Face it, NATO and its allies would have labelled Jesus Christ the Butcher of Damascus if this had suited their agenda of forced regime change in Syria.
Anyone who saw the vilification of Alex Salmond during the run-up to the referendum on Scottish Independence, or of Corbyn during the British Labour leadership campaign, by ‘responsible organs of the Press’, must have come to full realisation of how totally unbridled, how totally unprincipled, the Establishment and its mouthpieces can be once they declare war.

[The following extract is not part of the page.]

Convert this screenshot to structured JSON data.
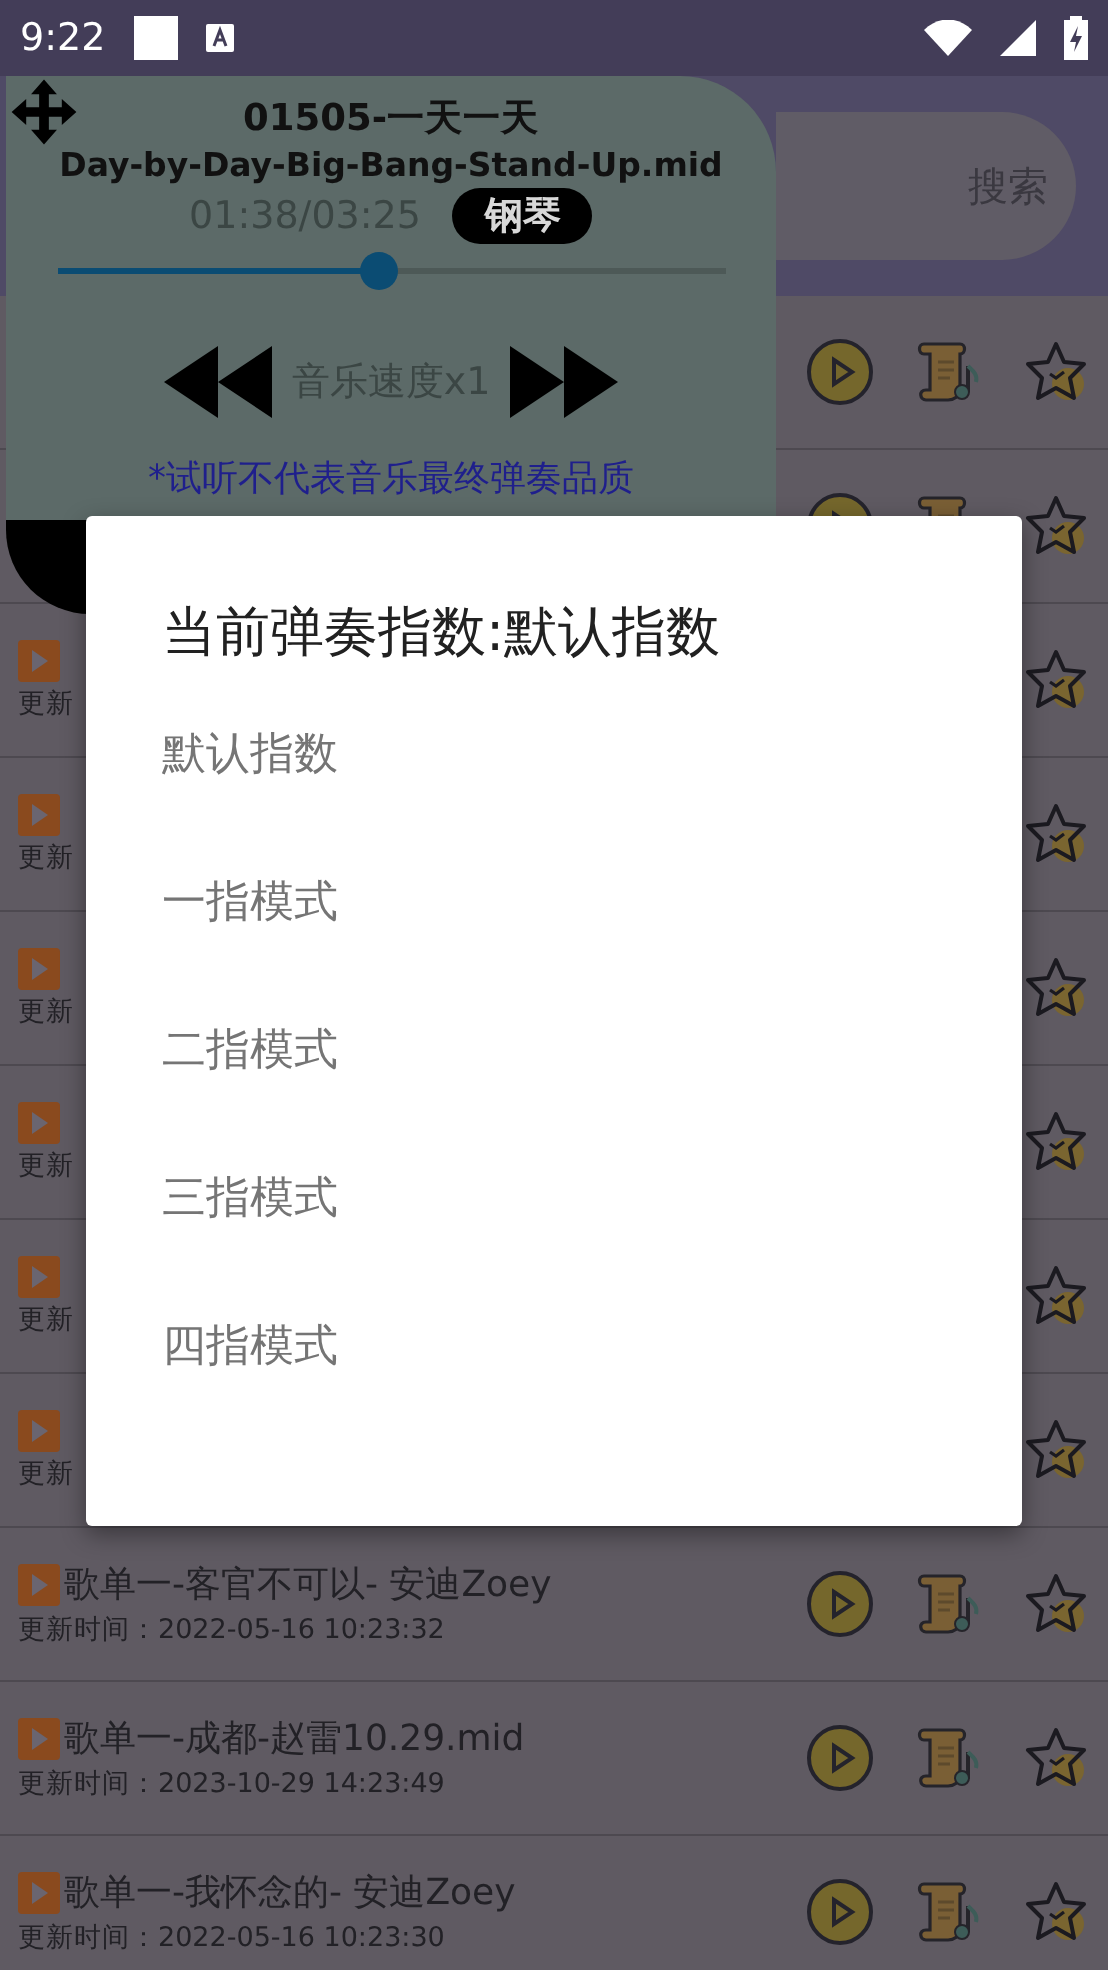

The Establishment has been demonising popular leaders who threaten its hegemony for centuries. If you believe Bashar al Assad evil, purely on the claims of the Establishment and its press, then you probably accept that Joan of Arc was a witch, Bonny Dundee was depraved, Napoleon ate babies, Ares Velouchiotis was a sick sadist, Arthur Scargill was corrupt, Alex Salmond is the new Ghengis Khan, and Jeremy Corbyn everything thrown at him last year. (I’m guessing the traditional view of Richard III is suspect as well…)
In the case of Bashar al Assad, the accusations range from gassing his own people (long disproved), to the frankly batty one of being responsible for 90% of the deaths in Syria (even though almost half of all deaths have been soldiers from the Syrian Arab Army – presumably Assad has been killing his own soldiers …). The hollowness of the accusations has been well documented.
The attack on al Assad is reinforced by creating an equivalence between all secular leaders in the Middle East – they are, or were, defined without exception as evil dictators. George Galloway jubilantly declared his support for the Arab Spring in a strongly worded critique of Gaddafi in a radio broadcast in February 2011. ‘I have been waiting for these Arab dictatorships to fall, and it appears that one after the other they are falling, Tunisia, Egypt, Libya’ – Galloway clearly does not see Iraq as part of the pattern.